▶ ABOUT THIS TASK: Scan the data, and whenever a line contains "MIEngine", copy it.

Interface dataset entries
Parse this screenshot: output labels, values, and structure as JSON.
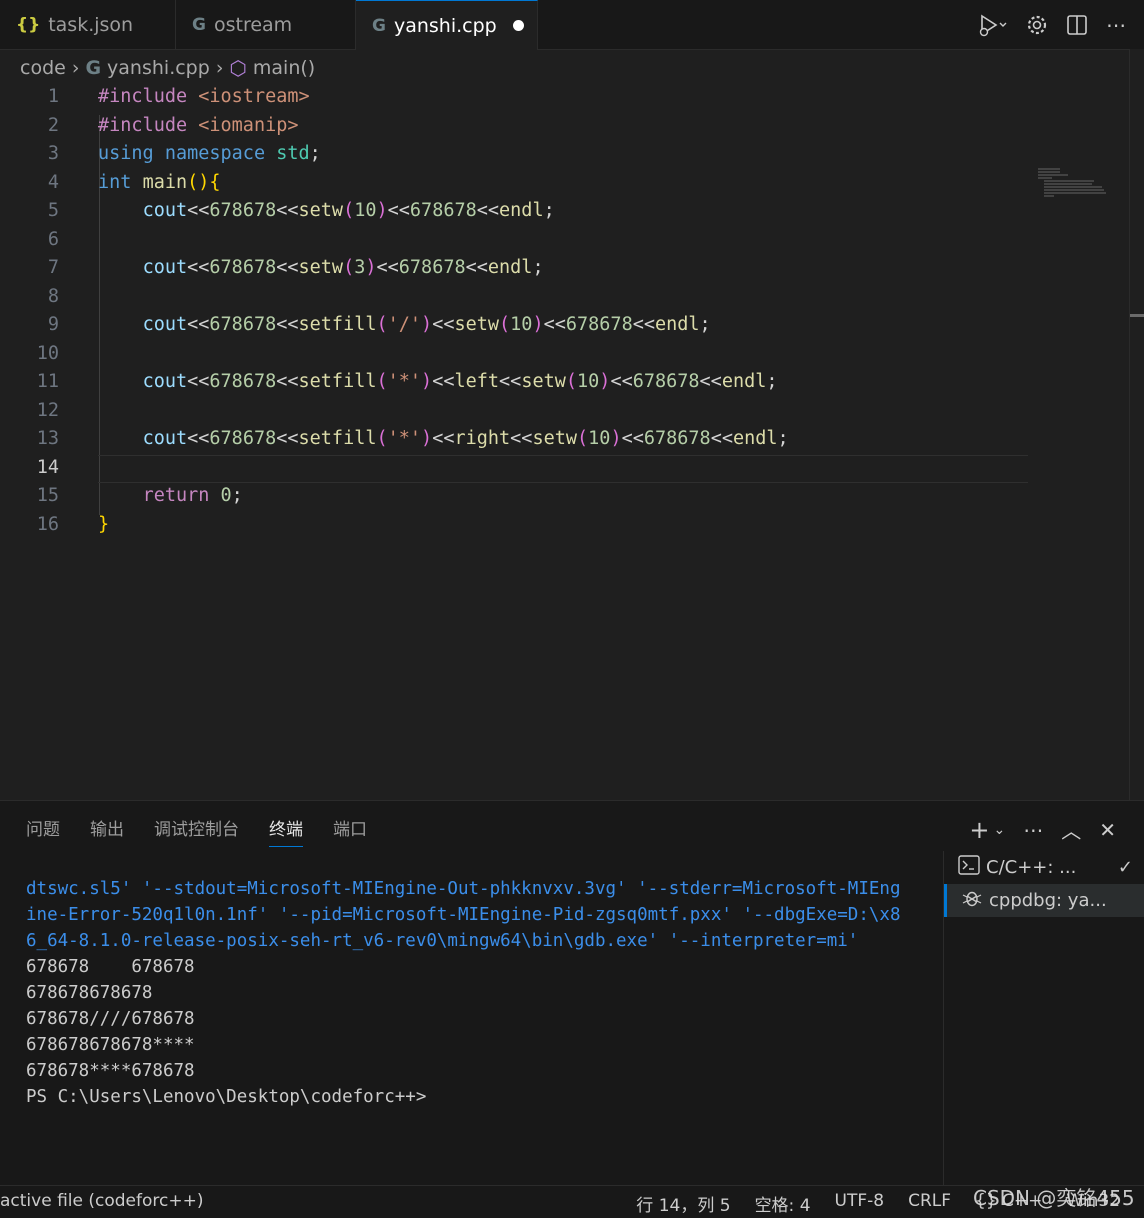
{
  "tabs": [
    {
      "icon": "{}",
      "label": "task.json",
      "active": false
    },
    {
      "icon": "C",
      "label": "ostream",
      "active": false
    },
    {
      "icon": "C",
      "label": "yanshi.cpp",
      "active": true,
      "dirty": true
    }
  ],
  "breadcrumb": {
    "folder": "code",
    "file": "yanshi.cpp",
    "symbol": "main()"
  },
  "editor": {
    "current_line": 14,
    "line_numbers": [
      "1",
      "2",
      "3",
      "4",
      "5",
      "6",
      "7",
      "8",
      "9",
      "10",
      "11",
      "12",
      "13",
      "14",
      "15",
      "16"
    ]
  },
  "panel": {
    "tabs": [
      "问题",
      "输出",
      "调试控制台",
      "终端",
      "端口"
    ],
    "active_tab": "终端",
    "terminal_lines": [
      "dtswc.sl5' '--stdout=Microsoft-MIEngine-Out-phkknvxv.3vg' '--stderr=Microsoft-MIEng",
      "ine-Error-520q1l0n.1nf' '--pid=Microsoft-MIEngine-Pid-zgsq0mtf.pxx' '--dbgExe=D:\\x8",
      "6_64-8.1.0-release-posix-seh-rt_v6-rev0\\mingw64\\bin\\gdb.exe' '--interpreter=mi'",
      "678678    678678",
      "678678678678",
      "678678////678678",
      "678678678678****",
      "678678****678678",
      "PS C:\\Users\\Lenovo\\Desktop\\codeforc++>"
    ],
    "terminals": [
      {
        "label": "C/C++: ...",
        "selected": false
      },
      {
        "label": "cppdbg: ya...",
        "selected": true
      }
    ]
  },
  "statusbar": {
    "left": "active file (codeforc++)",
    "position": "行 14，列 5",
    "indent": "空格: 4",
    "encoding": "UTF-8",
    "eol": "CRLF",
    "lang": "{} C++",
    "platform": "Win32"
  },
  "watermark": "CSDN @奕铭455"
}
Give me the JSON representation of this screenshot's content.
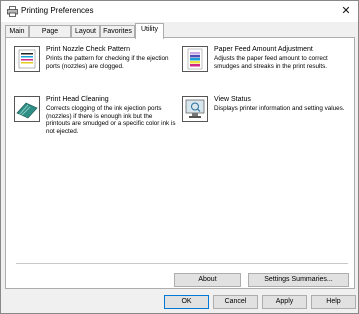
{
  "window": {
    "title": "Printing Preferences",
    "close_glyph": "✕"
  },
  "tabs": [
    {
      "label": "Main"
    },
    {
      "label": "Page Setup"
    },
    {
      "label": "Layout"
    },
    {
      "label": "Favorites"
    },
    {
      "label": "Utility",
      "active": true
    }
  ],
  "utility": {
    "nozzle_check": {
      "title": "Print Nozzle Check Pattern",
      "description": "Prints the pattern for checking if the ejection ports (nozzles) are clogged.",
      "icon": "nozzle-check-pattern-icon"
    },
    "paper_feed": {
      "title": "Paper Feed Amount Adjustment",
      "description": "Adjusts the paper feed amount to correct smudges and streaks in the print results.",
      "icon": "paper-feed-adjustment-icon"
    },
    "head_cleaning": {
      "title": "Print Head Cleaning",
      "description": "Corrects clogging of the ink ejection ports (nozzles) if there is enough ink but the printouts are smudged or a specific color ink is not ejected.",
      "icon": "print-head-cleaning-icon"
    },
    "view_status": {
      "title": "View Status",
      "description": "Displays printer information and setting values.",
      "icon": "view-status-icon"
    }
  },
  "panel_buttons": {
    "about": "About",
    "settings_summaries": "Settings Summaries..."
  },
  "dialog_buttons": {
    "ok": "OK",
    "cancel": "Cancel",
    "apply": "Apply",
    "help": "Help"
  },
  "colors": {
    "accent": "#0078d7",
    "button_face": "#e1e1e1",
    "border": "#adadad"
  }
}
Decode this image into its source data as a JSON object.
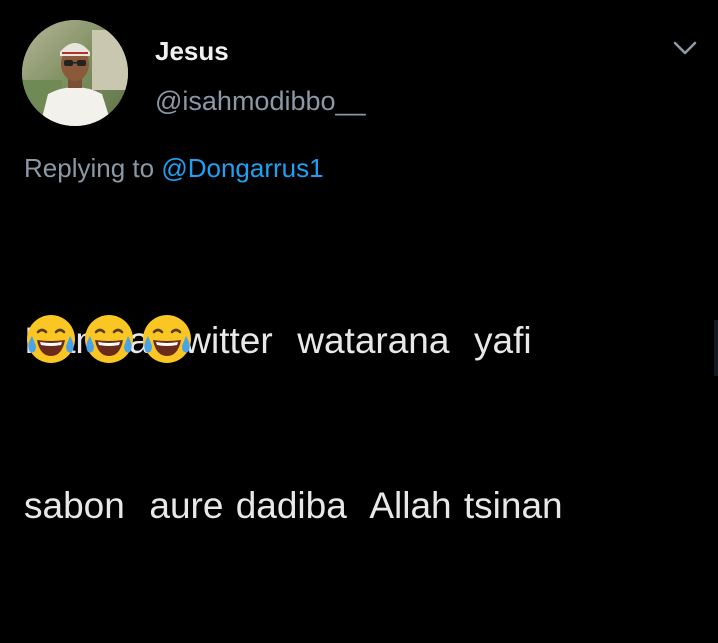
{
  "tweet": {
    "display_name": "Jesus",
    "handle": "@isahmodibbo__",
    "replying_prefix": "Replying to",
    "replying_to": "@Dongarrus1",
    "text_line1": "Idan ba  twitter  watarana  yafi",
    "text_line2": "sabon  aure dadiba  Allah tsinan",
    "emojis": [
      "face-with-tears-of-joy",
      "face-with-tears-of-joy",
      "face-with-tears-of-joy"
    ]
  },
  "icons": {
    "menu": "chevron-down-icon",
    "avatar": "avatar"
  },
  "colors": {
    "background": "#000000",
    "primary_text": "#e8e8e8",
    "secondary_text": "#8b98a5",
    "link": "#1da1f2",
    "emoji_face": "#f9c623",
    "emoji_tears": "#4aa3e8"
  }
}
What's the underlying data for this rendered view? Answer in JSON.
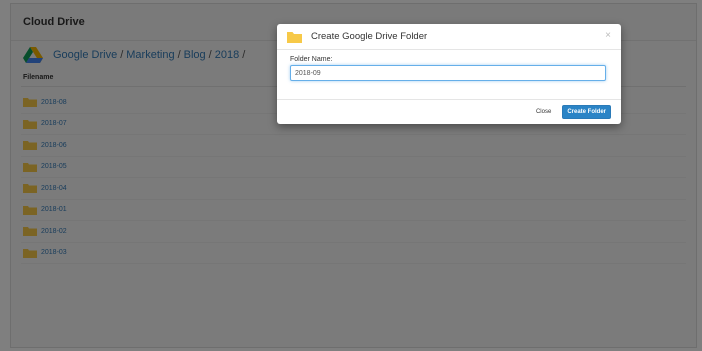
{
  "window": {
    "title": "Cloud Drive"
  },
  "breadcrumb": {
    "parts": [
      "Google Drive",
      "Marketing",
      "Blog",
      "2018"
    ],
    "separator": "/",
    "trailing": "/"
  },
  "table": {
    "column_header": "Filename",
    "rows": [
      "2018-08",
      "2018-07",
      "2018-06",
      "2018-05",
      "2018-04",
      "2018-01",
      "2018-02",
      "2018-03"
    ]
  },
  "modal": {
    "title": "Create Google Drive Folder",
    "close_symbol": "×",
    "field_label": "Folder Name:",
    "field_value": "2018-09",
    "close_button": "Close",
    "primary_button": "Create Folder"
  },
  "colors": {
    "link": "#337ab7",
    "primary_button": "#2b84c6",
    "folder": "#f7c948",
    "overlay": "rgba(0,0,0,0.5)"
  },
  "icons": {
    "drive": "google-drive-icon",
    "folder": "folder-icon"
  }
}
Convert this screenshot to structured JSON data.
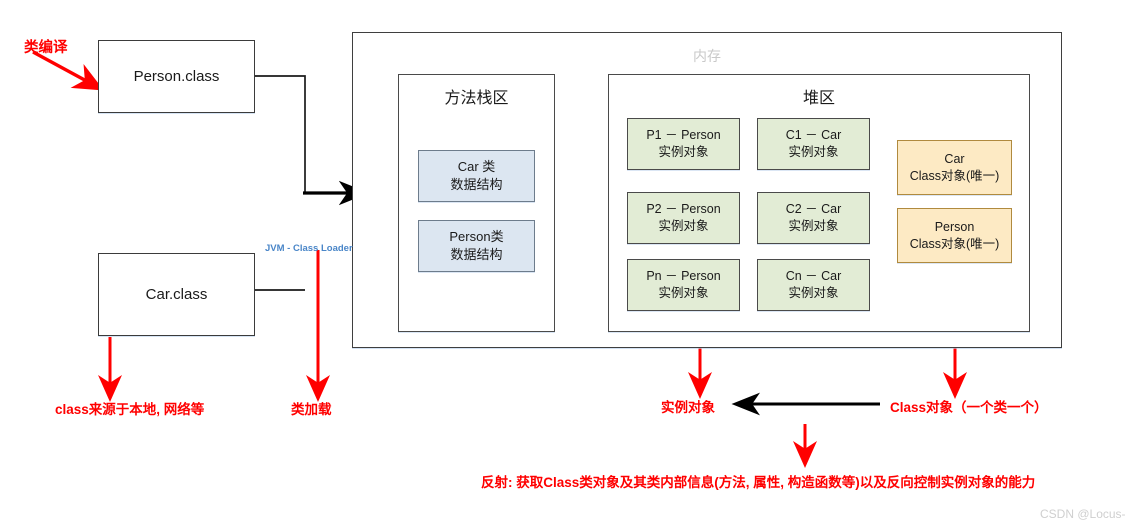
{
  "diagram": {
    "title_watermark": "CSDN @Locus-",
    "class_files": [
      {
        "label": "Person.class"
      },
      {
        "label": "Car.class"
      }
    ],
    "memory": {
      "label": "内存",
      "method_area": {
        "label": "方法栈区",
        "cells": [
          {
            "line1": "Car 类",
            "line2": "数据结构"
          },
          {
            "line1": "Person类",
            "line2": "数据结构"
          }
        ]
      },
      "heap": {
        "label": "堆区",
        "instances_person": [
          {
            "line1": "P1 － Person",
            "line2": "实例对象"
          },
          {
            "line1": "P2 － Person",
            "line2": "实例对象"
          },
          {
            "line1": "Pn － Person",
            "line2": "实例对象"
          }
        ],
        "instances_car": [
          {
            "line1": "C1 － Car",
            "line2": "实例对象"
          },
          {
            "line1": "C2 － Car",
            "line2": "实例对象"
          },
          {
            "line1": "Cn － Car",
            "line2": "实例对象"
          }
        ],
        "class_objects": [
          {
            "line1": "Car",
            "line2": "Class对象(唯一)"
          },
          {
            "line1": "Person",
            "line2": "Class对象(唯一)"
          }
        ]
      }
    },
    "annotations": {
      "compile": "类编译",
      "class_loader": "JVM - Class Loader",
      "class_source": "class来源于本地, 网络等",
      "class_load": "类加载",
      "instance_object": "实例对象",
      "class_object": "Class对象（一个类一个）",
      "reflection": "反射: 获取Class类对象及其类内部信息(方法, 属性, 构造函数等)以及反向控制实例对象的能力"
    },
    "colors": {
      "red": "#ff0000",
      "blue_label": "#4a86c8",
      "cell_blue": "#dce6f1",
      "cell_green": "#e2ecd5",
      "cell_orange": "#fdeac4",
      "outline": "#3b3b3b",
      "memory_label": "#c9c9c9",
      "watermark": "#cfcfcf"
    }
  }
}
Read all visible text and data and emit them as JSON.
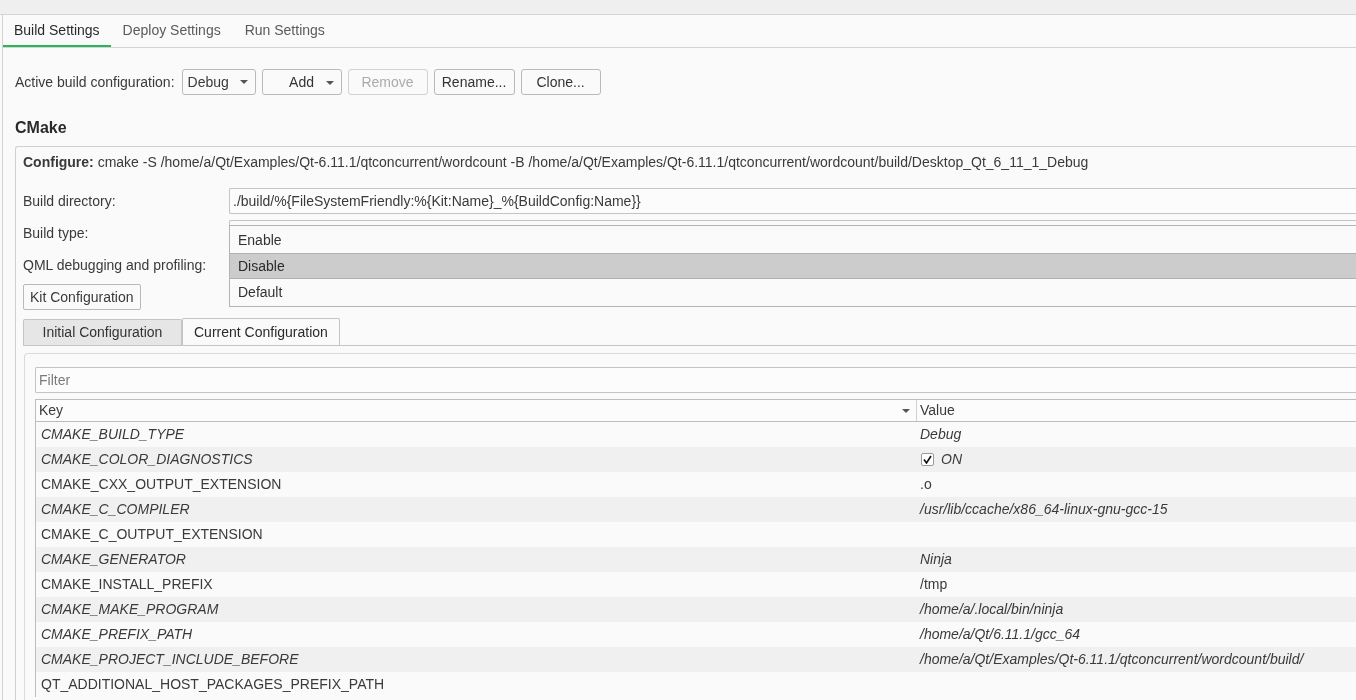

▶ YOUR SOLUTION:
      "dtswc.sl5' '--stdout=Microsoft-MIEngine-Out-phkknvxv.3vg' '--stderr=Microsoft-MIEng",
      "ine-Error-520q1l0n.1nf' '--pid=Microsoft-MIEngine-Pid-zgsq0mtf.pxx' '--dbgExe=D:\\x8",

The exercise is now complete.